BMC Med Educ. 2022 Jun 20;22(1):474. doi: 10.1186/s12909-022-03523-3.
INTRODUCTION: A validated instrument to assess the motivating factors influencing junior doctors’ medical specialist career choices is not available. The Motivators for Medical Specialist Career Choice Questionnaire (MMSCCQ) was developed and validated in the present study.
METHODS: An exploratory sequential mixed-methods study was conducted among house officers (HO) of a tertiary care hospital. A literature review was used to construct an interview guide. Seven HOs participated in an online, one-on-one audio-recorded in-depth interview (IDI). Seven sub-themes and 33 codes identified by thematic analyses were used to develop the MMSCCQ. The importance of each motivator was rated on a five-point Likert scale. The MMSCCQ was pretested, and a random sample of 262 house officers was invited to participate in an online survey. Psychometric evaluation was done using reliability statistics, and exploratory and confirmatory factor analyses.

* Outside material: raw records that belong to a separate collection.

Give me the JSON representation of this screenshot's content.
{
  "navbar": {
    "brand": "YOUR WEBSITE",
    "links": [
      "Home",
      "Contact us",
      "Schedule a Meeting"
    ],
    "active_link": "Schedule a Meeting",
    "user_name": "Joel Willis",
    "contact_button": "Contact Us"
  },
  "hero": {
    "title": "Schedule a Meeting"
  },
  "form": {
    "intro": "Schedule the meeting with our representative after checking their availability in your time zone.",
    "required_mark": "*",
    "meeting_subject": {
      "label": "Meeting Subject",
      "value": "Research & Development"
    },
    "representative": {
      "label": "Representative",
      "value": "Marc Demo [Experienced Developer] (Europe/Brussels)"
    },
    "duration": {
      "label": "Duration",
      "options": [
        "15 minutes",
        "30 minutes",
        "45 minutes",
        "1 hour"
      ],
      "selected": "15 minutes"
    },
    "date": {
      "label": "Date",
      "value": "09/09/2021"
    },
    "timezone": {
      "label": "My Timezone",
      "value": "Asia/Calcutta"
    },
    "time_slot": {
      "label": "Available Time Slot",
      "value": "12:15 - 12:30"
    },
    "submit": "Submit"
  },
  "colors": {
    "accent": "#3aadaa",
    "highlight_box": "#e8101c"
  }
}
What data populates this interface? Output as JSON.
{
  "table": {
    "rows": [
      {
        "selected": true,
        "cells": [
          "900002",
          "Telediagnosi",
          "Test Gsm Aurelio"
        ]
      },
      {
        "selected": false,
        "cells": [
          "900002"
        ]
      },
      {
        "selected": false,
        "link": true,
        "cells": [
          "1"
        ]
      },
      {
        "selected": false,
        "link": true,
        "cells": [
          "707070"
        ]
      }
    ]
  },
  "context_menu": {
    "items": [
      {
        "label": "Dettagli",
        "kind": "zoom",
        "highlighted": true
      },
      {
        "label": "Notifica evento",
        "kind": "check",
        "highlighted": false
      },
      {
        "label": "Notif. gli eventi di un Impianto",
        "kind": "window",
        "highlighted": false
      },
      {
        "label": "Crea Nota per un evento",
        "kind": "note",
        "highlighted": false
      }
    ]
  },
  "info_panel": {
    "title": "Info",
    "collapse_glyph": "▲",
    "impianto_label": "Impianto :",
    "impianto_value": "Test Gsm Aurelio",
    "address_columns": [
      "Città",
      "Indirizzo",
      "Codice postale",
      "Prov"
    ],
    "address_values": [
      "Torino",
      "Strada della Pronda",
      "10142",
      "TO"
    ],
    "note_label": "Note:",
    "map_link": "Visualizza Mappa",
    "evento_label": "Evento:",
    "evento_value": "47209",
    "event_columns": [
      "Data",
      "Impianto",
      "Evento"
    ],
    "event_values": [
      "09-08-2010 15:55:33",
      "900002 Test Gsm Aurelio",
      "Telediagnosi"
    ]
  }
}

RESULTS: The seven main themes identified by thematic analyses were labeled as factors related to ‘work schedule and personal life,’ ‘training opportunities’, ‘past work experiences’, ‘specialty characteristics’, ‘career prospects’, ‘patient care characteristics’, and ‘social factors.’ The highest ratings were given to “previous job experience” and “patient care traits. “The response rate was 71%, the mean age of the 185 HOs was 26.7 years (SD = 1.6). Females made up 63.8% of the population. The internal consistency for the overall questionnaire measured by Cronbach’s alpha was 0.85. Each construct demonstrated an acceptable internal consistency. Twenty-six of 33 items were maintained after an exploratory factor analysis was conducted, yielding 7 constructs with a 64.9% variance. Confirmatory factor analyses established the construct validity.
CONCLUSION: The MMSCCQ has acceptable reliability and construct validity. Further studies are needed to test psychometric properties in different settings.